Death mask of President William McKinley, 1901 (Division of Political History, National Museum of American History)
Imagine opening a drawer and finding the death mask of President Grant staring up at you. Sara Murphy and Bethanee Bemis, museum specialists in the division of political history at the American History Museum, have done just that. Once they had quite literally stared death in the face, they started to see it popping up in various guises everywhere in the collections.
When the nation’s leader dies, the period of mourning that follows helps the nation through grief and establishes how it will remember the president. An intriguing offshoot of that process has been the surprising accumulation of stuff—the material culture of death, if you will—that appears. There are “official” souvenirs such as mourning jewelry, stationary, and floral arrangements. And then there are the “unofficial” mementos, including locks of hair, scraps of crepe, and coffin fragments.
The reaction to a leader’s death through assassination is quite different than through natural causes, and has also been reflected in objects related to that event. Join Murphy and Bemis as they uncover some of the extraordinary stuff of presidential death in the American History Museum’s collections. They explore what we saved (and whose momentos we saved) and why in a fascinating look into our nation’s history and how we remember our fallen leaders.
Part of the warm-up programming to Death Becomes Us: A True Crime Festival on November 3-4, 2018 in Washington, DC.
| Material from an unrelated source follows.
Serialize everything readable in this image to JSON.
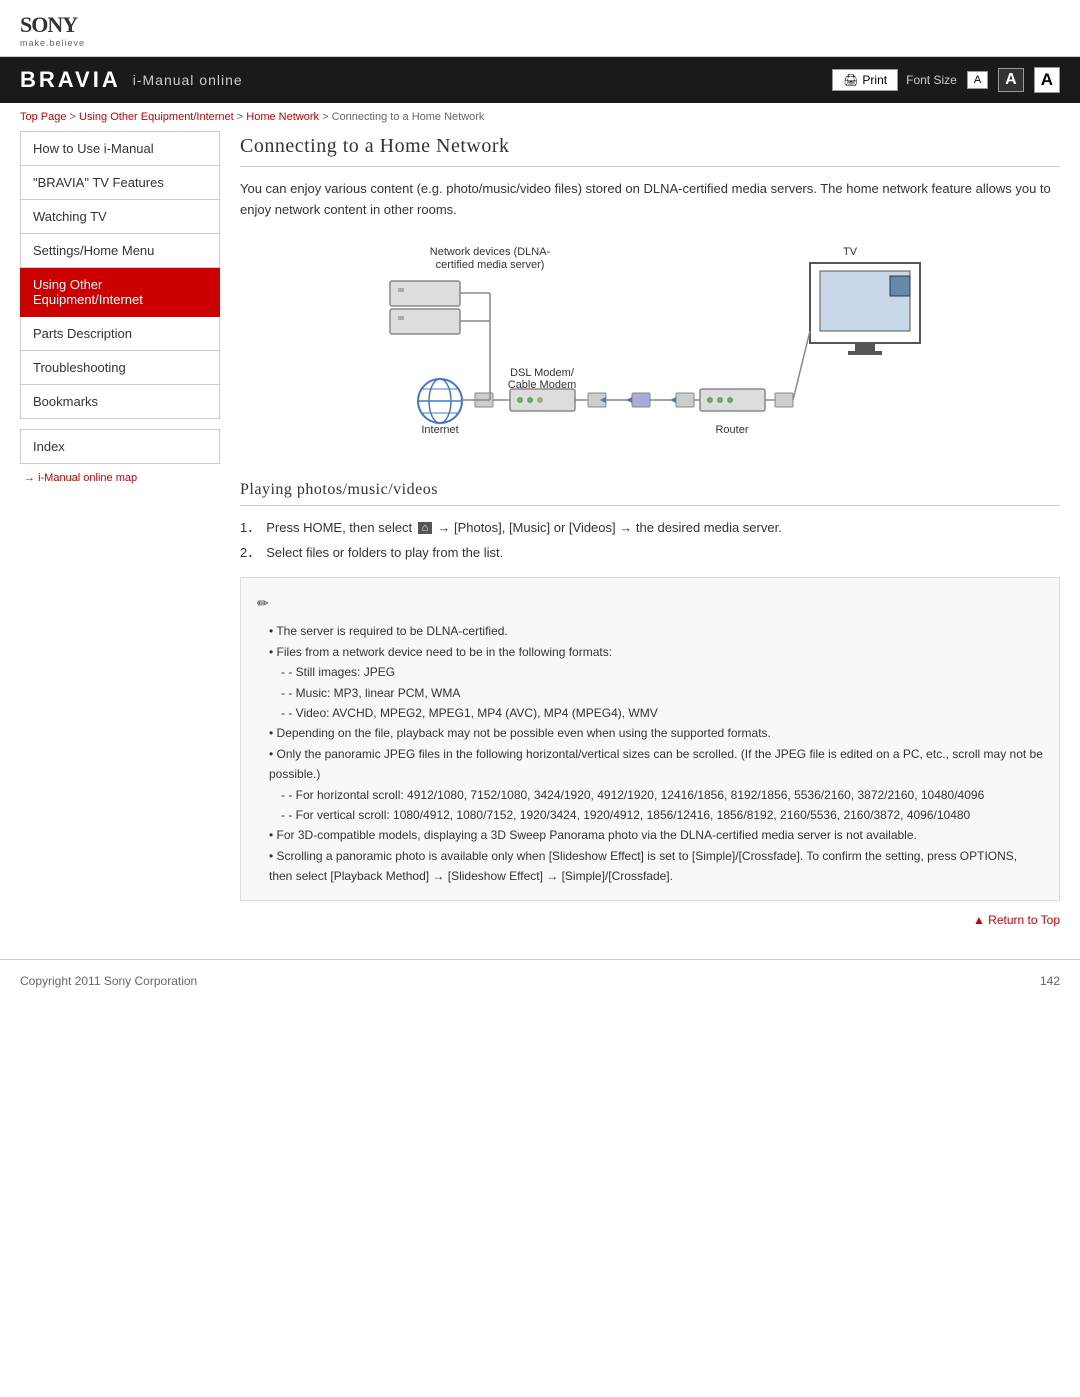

You might enjoy these stories from the National American History’s blog, O Say Can You See.